Charles Elkan, global head of machine learning at Goldman Sachs, is focused on driving machine learning and artificial intelligence strategy for the firm, and on applying leading techniques to commercial opportunities.
Charles answers some common questions and dispels some misconceptions about artificial intelligence.
How can financial services firms benefit from AI, and how is Goldman Sachs applying it to their businesses?
Charles Elkan: It’s an exciting time to be involved in AI applications, specifically as we look at how to apply automation to the world of financial services. AI can help improve speed, access and reliability across a number of businesses, from a customer applying for a personal loan online to a client receiving automatic notifications when they might want to divest from a particular industry or stock.
Where do you see the biggest advantages?
CE: I see the biggest potential for financial services firms to benefit in three areas: (1) making trading decisions, for example whether to close a position quickly or to be willing to keep it open; (2) making investment decisions, for example picking stocks for a mutual fund to invest in, and; (3) improving conversion for retail customers, for example increasing the number of visitors to the Marcus website who open a savings account with us.
How can AI be implemented now and what will future applications look like for banks?
CE: Research breakthroughs in the 1980s enabled high-value applications such as automatic processing of hand-written checks. Now, breakthroughs in the 2010s have enabled even more impressive applications, such as natural language translation and voice recognition. However, AI involves two types of understanding: shallow and deep. Shallow understanding is the ability to answer questions of just one type, such as counting the number of faces in a photograph. Deep understanding is the ability to answer questions using human-level background knowledge, such as why a person in a photograph might be feeling happy or embarrassed. Currently, AI methods are only capable of shallow understanding, so applications that need human-level deep understanding are really not realistic. There is no law of nature that says deep understanding is intrinsically impossible, but new advances in basic scientific research will be needed, and these advances are not predictable.
How much further can AI realistically develop to meet the needs of financial firms?
CE: Financial firms are using language translation and voice recognition for business applications that are similar to those in other types of companies, such as customer service. At Goldman Sachs, and in the world as a whole, we are still in the early stages of applications of deep learning.
There is enormous room for new and improved applications using the current generation of AI methods. For example, there are pre-trained models for recognizing objects in images, nonlinear forecasting methods, and much more. Another example is the detailed forecasting of volume for trading in many different instruments. This is an application that is feasible today, but that we haven’t yet built everywhere that it can be leveraged commercially.

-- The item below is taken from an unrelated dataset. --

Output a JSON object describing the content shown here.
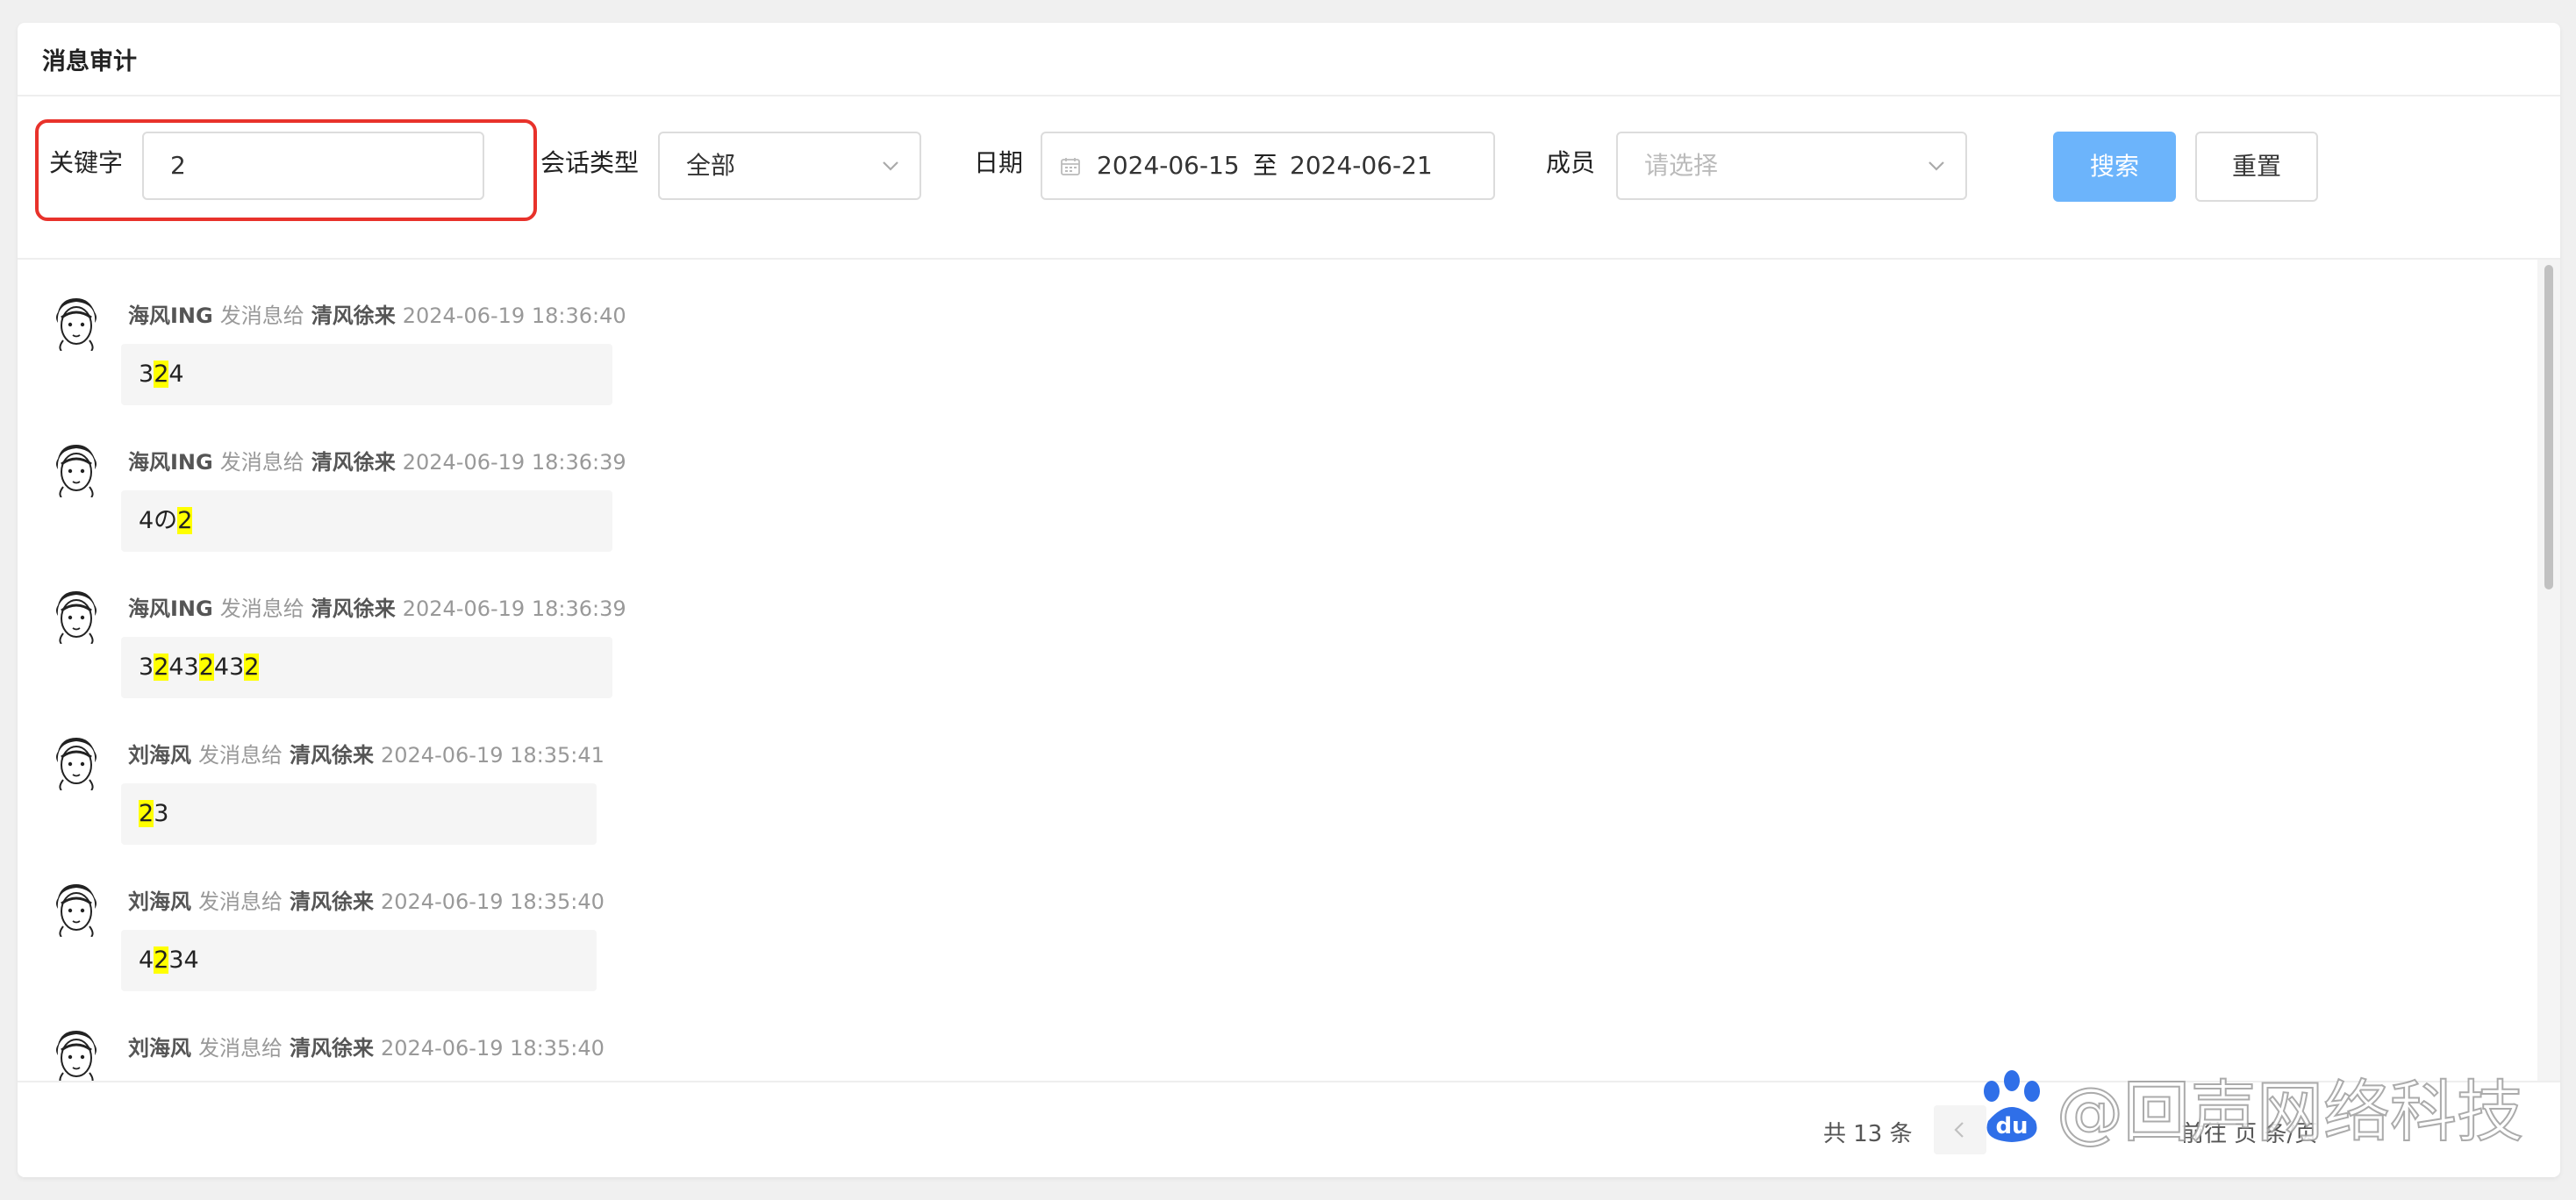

Humans are using AI today for translation and scanning of enormous quantities of data, which is allowing us to consume data at a rate the human mind just isn’t capable of. However, humans are still an essential part of the process – we cannot rely on the computer to interpret what this data means.